A recently received letter concerns an owner builder who wants to obtain a home loan. Our reader wrote as follows:
Please assist. We are owner builders and finished building our house in 2007. It has been duly signed off by the City Council. We recently applied for a home loan and before the money is released they [the bank] need a Unit Enrolment Certificate which we do not possess. Is there a way where we can obtain an exemption letter for the NHBRC or is it compulsory to enrol now retrospectively?
Les, All About Building’s Technical Advisor, has looked into the matter and provided the following comprehensive answer:
This is a problem that comes up quite regularly. In terms of the Act, as an Owner Builder, you are not required to enrol your house with the NHBRC. If you intend staying in it for at least five years, then there is no problem.

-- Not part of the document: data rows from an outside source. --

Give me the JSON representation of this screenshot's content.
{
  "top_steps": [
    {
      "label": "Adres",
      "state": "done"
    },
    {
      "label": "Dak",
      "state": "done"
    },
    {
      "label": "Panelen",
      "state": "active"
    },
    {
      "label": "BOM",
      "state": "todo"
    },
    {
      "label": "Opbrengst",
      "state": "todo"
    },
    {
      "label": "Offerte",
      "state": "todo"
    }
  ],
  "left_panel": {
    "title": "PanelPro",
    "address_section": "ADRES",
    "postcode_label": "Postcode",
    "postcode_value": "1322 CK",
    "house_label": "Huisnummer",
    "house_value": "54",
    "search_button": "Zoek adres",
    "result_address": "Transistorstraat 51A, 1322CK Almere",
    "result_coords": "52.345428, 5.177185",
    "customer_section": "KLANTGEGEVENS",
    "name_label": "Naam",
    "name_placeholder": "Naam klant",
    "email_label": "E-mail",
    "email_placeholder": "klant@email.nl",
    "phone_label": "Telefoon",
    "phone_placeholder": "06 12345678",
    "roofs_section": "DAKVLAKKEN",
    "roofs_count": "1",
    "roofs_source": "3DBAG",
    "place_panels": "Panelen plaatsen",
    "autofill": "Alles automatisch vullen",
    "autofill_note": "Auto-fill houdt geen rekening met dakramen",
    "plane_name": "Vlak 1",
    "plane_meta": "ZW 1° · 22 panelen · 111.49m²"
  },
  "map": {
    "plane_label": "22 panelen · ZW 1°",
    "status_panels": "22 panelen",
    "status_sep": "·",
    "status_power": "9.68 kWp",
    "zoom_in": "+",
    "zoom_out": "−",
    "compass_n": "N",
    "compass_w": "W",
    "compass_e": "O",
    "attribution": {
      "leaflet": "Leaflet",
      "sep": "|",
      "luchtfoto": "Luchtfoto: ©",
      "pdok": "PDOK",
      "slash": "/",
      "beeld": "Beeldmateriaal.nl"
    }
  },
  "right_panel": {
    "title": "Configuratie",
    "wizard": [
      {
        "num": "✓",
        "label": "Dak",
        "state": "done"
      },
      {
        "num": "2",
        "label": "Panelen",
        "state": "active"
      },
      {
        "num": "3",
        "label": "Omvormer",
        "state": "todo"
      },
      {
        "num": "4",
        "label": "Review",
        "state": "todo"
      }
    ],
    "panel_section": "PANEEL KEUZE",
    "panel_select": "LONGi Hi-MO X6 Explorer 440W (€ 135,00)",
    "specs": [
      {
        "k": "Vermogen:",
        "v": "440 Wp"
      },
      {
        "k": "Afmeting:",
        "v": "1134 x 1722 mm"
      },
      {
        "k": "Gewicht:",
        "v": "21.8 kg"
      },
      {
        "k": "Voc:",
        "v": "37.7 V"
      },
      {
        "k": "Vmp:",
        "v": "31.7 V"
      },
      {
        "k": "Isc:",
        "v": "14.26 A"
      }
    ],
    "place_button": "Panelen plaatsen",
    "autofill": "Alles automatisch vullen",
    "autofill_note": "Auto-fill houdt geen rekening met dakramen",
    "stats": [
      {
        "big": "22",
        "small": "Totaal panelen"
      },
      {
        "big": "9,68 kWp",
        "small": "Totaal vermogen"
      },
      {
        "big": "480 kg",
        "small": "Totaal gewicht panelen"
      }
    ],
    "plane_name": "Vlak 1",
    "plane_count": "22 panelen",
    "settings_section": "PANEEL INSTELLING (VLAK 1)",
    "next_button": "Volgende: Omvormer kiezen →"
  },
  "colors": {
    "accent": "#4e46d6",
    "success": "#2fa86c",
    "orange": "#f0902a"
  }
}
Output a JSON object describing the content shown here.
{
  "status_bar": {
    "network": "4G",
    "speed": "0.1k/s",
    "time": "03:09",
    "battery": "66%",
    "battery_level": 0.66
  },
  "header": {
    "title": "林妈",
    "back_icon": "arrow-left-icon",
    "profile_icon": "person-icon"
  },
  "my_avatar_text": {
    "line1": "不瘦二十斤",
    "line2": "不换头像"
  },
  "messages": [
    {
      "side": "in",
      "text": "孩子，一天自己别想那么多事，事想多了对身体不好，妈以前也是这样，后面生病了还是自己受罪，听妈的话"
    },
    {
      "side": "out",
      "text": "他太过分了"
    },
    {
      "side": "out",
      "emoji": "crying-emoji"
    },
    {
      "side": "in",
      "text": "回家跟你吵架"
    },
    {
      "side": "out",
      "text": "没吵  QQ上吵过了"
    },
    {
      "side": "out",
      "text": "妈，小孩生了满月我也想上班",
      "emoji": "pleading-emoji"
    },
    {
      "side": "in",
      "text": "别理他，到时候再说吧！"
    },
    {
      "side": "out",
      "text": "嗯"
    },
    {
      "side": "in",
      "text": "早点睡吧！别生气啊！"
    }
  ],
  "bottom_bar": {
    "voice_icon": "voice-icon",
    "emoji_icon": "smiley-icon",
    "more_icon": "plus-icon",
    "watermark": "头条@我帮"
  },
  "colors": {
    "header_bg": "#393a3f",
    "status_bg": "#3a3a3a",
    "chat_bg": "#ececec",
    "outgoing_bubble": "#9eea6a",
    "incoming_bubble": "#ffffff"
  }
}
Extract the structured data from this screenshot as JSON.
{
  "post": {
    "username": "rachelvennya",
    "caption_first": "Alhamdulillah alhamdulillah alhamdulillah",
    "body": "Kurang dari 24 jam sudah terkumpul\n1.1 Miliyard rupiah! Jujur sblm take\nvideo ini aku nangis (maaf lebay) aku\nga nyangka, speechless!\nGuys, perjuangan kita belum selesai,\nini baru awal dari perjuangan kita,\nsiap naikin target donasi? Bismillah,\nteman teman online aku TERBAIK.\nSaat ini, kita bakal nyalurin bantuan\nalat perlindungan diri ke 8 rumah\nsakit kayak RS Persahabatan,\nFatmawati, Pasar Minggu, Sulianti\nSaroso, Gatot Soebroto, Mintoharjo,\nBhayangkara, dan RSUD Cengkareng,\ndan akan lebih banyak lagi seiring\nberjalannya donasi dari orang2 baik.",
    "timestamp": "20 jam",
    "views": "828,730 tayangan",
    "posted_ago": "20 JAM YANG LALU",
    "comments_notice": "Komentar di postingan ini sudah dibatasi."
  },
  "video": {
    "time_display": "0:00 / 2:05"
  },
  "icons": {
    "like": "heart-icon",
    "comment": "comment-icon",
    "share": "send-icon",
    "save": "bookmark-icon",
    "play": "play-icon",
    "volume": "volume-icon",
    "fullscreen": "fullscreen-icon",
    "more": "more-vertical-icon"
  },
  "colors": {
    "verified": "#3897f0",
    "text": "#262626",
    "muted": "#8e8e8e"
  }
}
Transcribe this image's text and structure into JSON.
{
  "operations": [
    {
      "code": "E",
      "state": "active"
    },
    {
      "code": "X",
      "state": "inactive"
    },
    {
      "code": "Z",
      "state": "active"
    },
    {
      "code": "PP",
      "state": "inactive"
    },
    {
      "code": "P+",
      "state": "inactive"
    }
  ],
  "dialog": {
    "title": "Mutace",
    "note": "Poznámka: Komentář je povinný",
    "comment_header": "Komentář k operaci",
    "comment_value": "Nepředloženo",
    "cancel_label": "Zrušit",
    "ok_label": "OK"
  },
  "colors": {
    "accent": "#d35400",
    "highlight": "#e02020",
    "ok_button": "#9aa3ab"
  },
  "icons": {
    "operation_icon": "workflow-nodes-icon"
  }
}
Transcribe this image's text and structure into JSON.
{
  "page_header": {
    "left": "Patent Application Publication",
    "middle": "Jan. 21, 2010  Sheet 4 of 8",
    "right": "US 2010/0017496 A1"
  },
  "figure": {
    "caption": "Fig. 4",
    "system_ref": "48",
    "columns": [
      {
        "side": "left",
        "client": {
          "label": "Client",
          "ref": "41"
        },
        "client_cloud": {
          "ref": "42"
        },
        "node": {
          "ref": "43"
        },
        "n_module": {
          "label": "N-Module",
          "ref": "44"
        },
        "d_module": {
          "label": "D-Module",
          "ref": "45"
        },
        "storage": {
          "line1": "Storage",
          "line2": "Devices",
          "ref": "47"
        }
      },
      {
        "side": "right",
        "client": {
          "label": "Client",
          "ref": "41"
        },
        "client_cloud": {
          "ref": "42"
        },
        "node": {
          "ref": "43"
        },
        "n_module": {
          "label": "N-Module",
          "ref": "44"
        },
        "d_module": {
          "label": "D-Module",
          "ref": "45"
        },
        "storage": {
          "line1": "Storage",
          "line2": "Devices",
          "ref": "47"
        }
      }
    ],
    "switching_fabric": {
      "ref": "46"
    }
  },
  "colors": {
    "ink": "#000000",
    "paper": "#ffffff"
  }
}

It does state however that Owner Builders need to apply for exemption from registration if you do not want any difficulties popping up within the five year warranty period normally provided by the NHBRC. The problem there is that in order to grant an exemption, the NHBRC needs to satisfy itself that you, as an owner builder (not just the owner) are in fact suitably qualified to build your own house. It is not simply an exemption from enrolment.
All banks, in terms of the Act, require that you enrol any new building with the NHBRC or apply for the Owner Builder Exemption Certificate where they are financing the construction through a bond. Enrolment is often sidestepped where the owner is funding the construction privately. What most people don't tell one, however, is that the banks insist on an NHBRC Completion Certificate for your house if you decide to sell your house within a five-year period, where the new buyer intends obtaining a bond. The same applies, as you have discovered, when you apply for a second bond on the property.
To answer your question, the NHBRC will not give you a retrospective Owner Builder Exemption Certificate, nor will they enrol your existing house retrospectively into their warranty scheme. The NHBRC also do not require that you enrol for any alterations. Your only course of action is to talk to your bankers and seek to obtain a waiver from them for requiring the certificate for the original house which is in most cases, a red tape issue. An on-site inspection by the bank's building inspectors to assess the situation would probably be required.